The I Fira de Mostres was a success for the city and citizens. And for its earliest backers –l’Associació Nacional de Fabricants de Joguines and l’Associació d’Atracció de Forasters-; the institutions Barcelona City Council and the Mancomunitat of Catalonia – a product of the reforming nature of political catalanism; the economic entities of the city –Chamber of Commerce and Navigation and the National Works Agency-,and the twenty-five women and men who worked in the offices of the Fira de Mostres, in the city’s Palau de la Llotja. It was the success of an international business event organized in a Europe scarred by the Great War.

The statistics -250,000 visitors, 1,246 exhibitors and 15 million pesetas in business transactions- are evidence of the importance of that I Fira de Mostres in Barcelona 1920, which opened to the public from 24 October to 10 November. Its success was fruit of the new economy based in the local production of consumer goods, many of which formed part of the leisure habits and lifestyle that was starting to emerge. A brief look at the adverts in the official catalogue of the Fira de Mostres is proof of this: cars, medicines, fashion and beauty products, wines and champagne, household goods, sporting goods, toys, typewriters, kitchenware or bath fittings, photography and cinema equipment, electrical items and adding machines.

The city enjoyed a stimulating experience which put Barcelona at the forefront of European modernity, which was enhanced further by the International Exhibition of 1929. There were days devoted to trade, but also to debates on economics and culture. Casa Amèrica organized conferences to cement the connections between continents and the Palau de la Música hosted musical events with the Orfeó Donostiarra choir and the Orchestra of Pau Casals as their main attractions.

Barcelona’s Fira de Mostres was held every year for 70 years, excepting the period of the Spanish Civil War, and continued until 1991, the year before the Olympic Games which contributed so much to the transformation and projection of Barcelona. It was the source of many individual or specialist shows and was an essential showcase for modernity, trends and progress, especially in the difficult years for business and society under the regime of General Franco.

At the closure of that first edition, which we are commemorating in 2020, the Organizing Committee summed up the spirit of the fairs and shows in the following terms: “The Fira is not about showing off products for the amazement of visitors, but to bring buyers and sellers together in the same place at the same time”. It was last-century networking.

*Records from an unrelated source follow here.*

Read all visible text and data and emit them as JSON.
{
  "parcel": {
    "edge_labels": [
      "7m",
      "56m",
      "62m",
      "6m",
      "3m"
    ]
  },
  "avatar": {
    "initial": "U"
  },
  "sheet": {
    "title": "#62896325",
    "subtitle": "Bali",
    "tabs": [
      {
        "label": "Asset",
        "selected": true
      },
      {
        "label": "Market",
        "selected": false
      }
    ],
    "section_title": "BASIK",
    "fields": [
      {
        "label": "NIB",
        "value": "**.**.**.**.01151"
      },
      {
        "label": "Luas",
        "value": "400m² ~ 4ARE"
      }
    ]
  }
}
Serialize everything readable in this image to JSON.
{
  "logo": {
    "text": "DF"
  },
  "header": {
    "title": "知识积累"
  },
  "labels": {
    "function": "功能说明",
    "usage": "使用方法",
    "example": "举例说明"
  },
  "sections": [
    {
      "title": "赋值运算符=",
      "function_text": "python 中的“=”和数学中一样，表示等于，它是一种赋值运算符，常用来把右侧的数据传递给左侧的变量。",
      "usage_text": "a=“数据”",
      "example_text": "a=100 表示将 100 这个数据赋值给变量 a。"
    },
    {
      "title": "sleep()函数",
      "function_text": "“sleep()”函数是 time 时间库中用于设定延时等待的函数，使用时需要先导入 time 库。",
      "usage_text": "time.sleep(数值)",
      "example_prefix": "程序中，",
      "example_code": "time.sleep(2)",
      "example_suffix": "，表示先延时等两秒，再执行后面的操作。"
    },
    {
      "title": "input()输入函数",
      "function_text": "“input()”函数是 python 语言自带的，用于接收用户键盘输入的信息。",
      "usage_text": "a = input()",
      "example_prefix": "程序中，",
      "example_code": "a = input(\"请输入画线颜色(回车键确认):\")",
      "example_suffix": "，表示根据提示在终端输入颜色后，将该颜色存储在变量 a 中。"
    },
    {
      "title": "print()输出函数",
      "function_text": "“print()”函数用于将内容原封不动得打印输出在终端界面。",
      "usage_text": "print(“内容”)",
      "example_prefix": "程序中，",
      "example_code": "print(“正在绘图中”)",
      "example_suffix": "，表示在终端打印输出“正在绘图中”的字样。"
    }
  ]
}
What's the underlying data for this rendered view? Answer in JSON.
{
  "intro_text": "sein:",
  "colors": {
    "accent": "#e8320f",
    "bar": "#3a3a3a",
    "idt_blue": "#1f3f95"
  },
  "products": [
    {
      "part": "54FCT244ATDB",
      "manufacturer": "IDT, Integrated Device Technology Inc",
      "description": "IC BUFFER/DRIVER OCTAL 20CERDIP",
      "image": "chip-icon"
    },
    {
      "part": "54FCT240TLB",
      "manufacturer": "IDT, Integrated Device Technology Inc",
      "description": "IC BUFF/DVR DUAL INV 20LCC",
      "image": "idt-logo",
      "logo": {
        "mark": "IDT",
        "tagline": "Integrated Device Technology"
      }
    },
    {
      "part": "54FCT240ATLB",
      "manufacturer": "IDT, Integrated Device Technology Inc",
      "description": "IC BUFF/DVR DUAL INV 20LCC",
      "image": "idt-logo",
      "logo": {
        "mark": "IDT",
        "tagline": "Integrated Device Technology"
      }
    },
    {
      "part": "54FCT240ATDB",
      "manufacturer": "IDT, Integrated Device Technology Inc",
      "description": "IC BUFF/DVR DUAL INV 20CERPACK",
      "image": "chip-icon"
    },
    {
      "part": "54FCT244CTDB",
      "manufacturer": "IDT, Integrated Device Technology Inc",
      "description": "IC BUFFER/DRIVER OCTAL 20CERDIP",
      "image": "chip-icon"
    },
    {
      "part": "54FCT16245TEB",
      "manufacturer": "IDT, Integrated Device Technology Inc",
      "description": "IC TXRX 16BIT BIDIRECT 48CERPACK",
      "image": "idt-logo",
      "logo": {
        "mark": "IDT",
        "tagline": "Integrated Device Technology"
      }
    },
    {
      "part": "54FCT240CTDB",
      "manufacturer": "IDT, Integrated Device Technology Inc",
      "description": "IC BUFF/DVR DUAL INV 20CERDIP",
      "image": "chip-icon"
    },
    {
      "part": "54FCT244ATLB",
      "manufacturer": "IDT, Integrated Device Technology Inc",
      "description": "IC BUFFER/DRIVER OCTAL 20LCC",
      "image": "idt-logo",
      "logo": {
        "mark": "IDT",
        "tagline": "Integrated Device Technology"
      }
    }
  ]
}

Marià Hispano i Vilaseca
Archivo General de Fira de Barcelona (AGFB)